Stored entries
+ + + +

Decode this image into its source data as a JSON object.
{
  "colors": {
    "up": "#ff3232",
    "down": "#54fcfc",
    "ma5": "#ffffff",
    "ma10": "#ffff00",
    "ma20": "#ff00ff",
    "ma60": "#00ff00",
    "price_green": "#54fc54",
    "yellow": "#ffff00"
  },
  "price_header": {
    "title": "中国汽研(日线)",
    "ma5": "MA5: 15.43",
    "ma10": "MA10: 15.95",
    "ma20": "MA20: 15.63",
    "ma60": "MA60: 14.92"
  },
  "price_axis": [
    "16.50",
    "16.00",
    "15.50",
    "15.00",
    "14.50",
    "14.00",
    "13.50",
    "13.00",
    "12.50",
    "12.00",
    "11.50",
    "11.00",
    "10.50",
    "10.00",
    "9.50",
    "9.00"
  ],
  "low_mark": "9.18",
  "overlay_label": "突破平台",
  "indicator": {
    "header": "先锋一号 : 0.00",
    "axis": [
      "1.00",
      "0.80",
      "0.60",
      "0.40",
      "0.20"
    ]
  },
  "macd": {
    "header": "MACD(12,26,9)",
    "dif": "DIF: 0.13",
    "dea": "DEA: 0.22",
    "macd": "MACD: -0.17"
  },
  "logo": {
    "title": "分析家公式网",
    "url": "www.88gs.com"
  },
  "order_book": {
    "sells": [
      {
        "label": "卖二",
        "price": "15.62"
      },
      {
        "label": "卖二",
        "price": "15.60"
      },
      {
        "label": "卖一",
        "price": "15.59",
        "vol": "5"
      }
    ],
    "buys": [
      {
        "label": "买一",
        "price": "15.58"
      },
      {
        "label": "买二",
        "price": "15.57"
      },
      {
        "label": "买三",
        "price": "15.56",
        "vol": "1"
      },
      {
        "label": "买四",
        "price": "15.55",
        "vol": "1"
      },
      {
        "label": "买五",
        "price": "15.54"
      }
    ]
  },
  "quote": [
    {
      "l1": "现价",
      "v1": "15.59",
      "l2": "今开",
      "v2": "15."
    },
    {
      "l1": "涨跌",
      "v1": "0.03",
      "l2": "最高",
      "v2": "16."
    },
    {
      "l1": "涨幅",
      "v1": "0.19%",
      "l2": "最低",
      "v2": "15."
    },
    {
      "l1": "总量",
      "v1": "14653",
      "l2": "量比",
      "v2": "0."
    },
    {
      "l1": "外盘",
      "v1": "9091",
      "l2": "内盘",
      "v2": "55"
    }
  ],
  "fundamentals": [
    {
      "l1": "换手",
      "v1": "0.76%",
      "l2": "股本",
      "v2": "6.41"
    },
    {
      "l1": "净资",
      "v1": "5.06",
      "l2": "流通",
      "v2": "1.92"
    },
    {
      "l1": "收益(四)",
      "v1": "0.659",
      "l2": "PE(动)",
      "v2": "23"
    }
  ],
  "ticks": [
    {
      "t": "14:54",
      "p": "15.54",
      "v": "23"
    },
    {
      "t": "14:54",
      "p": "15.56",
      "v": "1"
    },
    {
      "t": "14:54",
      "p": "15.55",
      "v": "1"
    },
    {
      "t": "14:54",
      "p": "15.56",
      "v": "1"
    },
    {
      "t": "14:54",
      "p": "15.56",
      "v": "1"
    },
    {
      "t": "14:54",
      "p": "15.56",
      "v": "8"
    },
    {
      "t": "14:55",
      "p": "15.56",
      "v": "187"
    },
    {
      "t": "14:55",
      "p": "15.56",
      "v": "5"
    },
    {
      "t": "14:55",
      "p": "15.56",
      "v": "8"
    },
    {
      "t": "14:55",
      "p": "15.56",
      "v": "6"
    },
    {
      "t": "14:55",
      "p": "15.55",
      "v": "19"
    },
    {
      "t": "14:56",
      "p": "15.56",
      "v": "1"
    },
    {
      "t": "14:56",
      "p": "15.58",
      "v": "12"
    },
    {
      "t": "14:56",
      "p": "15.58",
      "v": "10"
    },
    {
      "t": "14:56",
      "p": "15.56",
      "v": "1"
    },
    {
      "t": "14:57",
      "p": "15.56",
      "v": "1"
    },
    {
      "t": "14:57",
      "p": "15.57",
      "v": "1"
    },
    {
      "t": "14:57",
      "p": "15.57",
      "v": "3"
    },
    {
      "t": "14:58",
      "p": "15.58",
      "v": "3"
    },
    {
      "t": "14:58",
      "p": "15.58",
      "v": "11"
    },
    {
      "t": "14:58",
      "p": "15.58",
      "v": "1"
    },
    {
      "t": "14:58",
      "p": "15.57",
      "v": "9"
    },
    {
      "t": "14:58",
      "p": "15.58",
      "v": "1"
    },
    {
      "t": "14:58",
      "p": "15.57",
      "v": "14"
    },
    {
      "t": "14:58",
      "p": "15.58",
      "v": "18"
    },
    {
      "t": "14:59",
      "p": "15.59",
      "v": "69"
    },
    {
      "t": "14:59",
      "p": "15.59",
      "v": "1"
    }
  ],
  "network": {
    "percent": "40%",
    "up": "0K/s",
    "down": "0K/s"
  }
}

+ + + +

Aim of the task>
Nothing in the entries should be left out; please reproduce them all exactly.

Your solution>
Decode this image into its source data as a JSON object.
{
  "colors": {
    "up": "#ff3232",
    "down": "#54fcfc",
    "ma5": "#ffffff",
    "ma10": "#ffff00",
    "ma20": "#ff00ff",
    "ma60": "#00ff00",
    "price_green": "#54fc54",
    "yellow": "#ffff00"
  },
  "price_header": {
    "title": "中国汽研(日线)",
    "ma5": "MA5: 15.43",
    "ma10": "MA10: 15.95",
    "ma20": "MA20: 15.63",
    "ma60": "MA60: 14.92"
  },
  "price_axis": [
    "16.50",
    "16.00",
    "15.50",
    "15.00",
    "14.50",
    "14.00",
    "13.50",
    "13.00",
    "12.50",
    "12.00",
    "11.50",
    "11.00",
    "10.50",
    "10.00",
    "9.50",
    "9.00"
  ],
  "low_mark": "9.18",
  "overlay_label": "突破平台",
  "indicator": {
    "header": "先锋一号 : 0.00",
    "axis": [
      "1.00",
      "0.80",
      "0.60",
      "0.40",
      "0.20"
    ]
  },
  "macd": {
    "header": "MACD(12,26,9)",
    "dif": "DIF: 0.13",
    "dea": "DEA: 0.22",
    "macd": "MACD: -0.17"
  },
  "logo": {
    "title": "分析家公式网",
    "url": "www.88gs.com"
  },
  "order_book": {
    "sells": [
      {
        "label": "卖二",
        "price": "15.62"
      },
      {
        "label": "卖二",
        "price": "15.60"
      },
      {
        "label": "卖一",
        "price": "15.59",
        "vol": "5"
      }
    ],
    "buys": [
      {
        "label": "买一",
        "price": "15.58"
      },
      {
        "label": "买二",
        "price": "15.57"
      },
      {
        "label": "买三",
        "price": "15.56",
        "vol": "1"
      },
      {
        "label": "买四",
        "price": "15.55",
        "vol": "1"
      },
      {
        "label": "买五",
        "price": "15.54"
      }
    ]
  },
  "quote": [
    {
      "l1": "现价",
      "v1": "15.59",
      "l2": "今开",
      "v2": "15."
    },
    {
      "l1": "涨跌",
      "v1": "0.03",
      "l2": "最高",
      "v2": "16."
    },
    {
      "l1": "涨幅",
      "v1": "0.19%",
      "l2": "最低",
      "v2": "15."
    },
    {
      "l1": "总量",
      "v1": "14653",
      "l2": "量比",
      "v2": "0."
    },
    {
      "l1": "外盘",
      "v1": "9091",
      "l2": "内盘",
      "v2": "55"
    }
  ],
  "fundamentals": [
    {
      "l1": "换手",
      "v1": "0.76%",
      "l2": "股本",
      "v2": "6.41"
    },
    {
      "l1": "净资",
      "v1": "5.06",
      "l2": "流通",
      "v2": "1.92"
    },
    {
      "l1": "收益(四)",
      "v1": "0.659",
      "l2": "PE(动)",
      "v2": "23"
    }
  ],
  "ticks": [
    {
      "t": "14:54",
      "p": "15.54",
      "v": "23"
    },
    {
      "t": "14:54",
      "p": "15.56",
      "v": "1"
    },
    {
      "t": "14:54",
      "p": "15.55",
      "v": "1"
    },
    {
      "t": "14:54",
      "p": "15.56",
      "v": "1"
    },
    {
      "t": "14:54",
      "p": "15.56",
      "v": "1"
    },
    {
      "t": "14:54",
      "p": "15.56",
      "v": "8"
    },
    {
      "t": "14:55",
      "p": "15.56",
      "v": "187"
    },
    {
      "t": "14:55",
      "p": "15.56",
      "v": "5"
    },
    {
      "t": "14:55",
      "p": "15.56",
      "v": "8"
    },
    {
      "t": "14:55",
      "p": "15.56",
      "v": "6"
    },
    {
      "t": "14:55",
      "p": "15.55",
      "v": "19"
    },
    {
      "t": "14:56",
      "p": "15.56",
      "v": "1"
    },
    {
      "t": "14:56",
      "p": "15.58",
      "v": "12"
    },
    {
      "t": "14:56",
      "p": "15.58",
      "v": "10"
    },
    {
      "t": "14:56",
      "p": "15.56",
      "v": "1"
    },
    {
      "t": "14:57",
      "p": "15.56",
      "v": "1"
    },
    {
      "t": "14:57",
      "p": "15.57",
      "v": "1"
    },
    {
      "t": "14:57",
      "p": "15.57",
      "v": "3"
    },
    {
      "t": "14:58",
      "p": "15.58",
      "v": "3"
    },
    {
      "t": "14:58",
      "p": "15.58",
      "v": "11"
    },
    {
      "t": "14:58",
      "p": "15.58",
      "v": "1"
    },
    {
      "t": "14:58",
      "p": "15.57",
      "v": "9"
    },
    {
      "t": "14:58",
      "p": "15.58",
      "v": "1"
    },
    {
      "t": "14:58",
      "p": "15.57",
      "v": "14"
    },
    {
      "t": "14:58",
      "p": "15.58",
      "v": "18"
    },
    {
      "t": "14:59",
      "p": "15.59",
      "v": "69"
    },
    {
      "t": "14:59",
      "p": "15.59",
      "v": "1"
    }
  ],
  "network": {
    "percent": "40%",
    "up": "0K/s",
    "down": "0K/s"
  }
}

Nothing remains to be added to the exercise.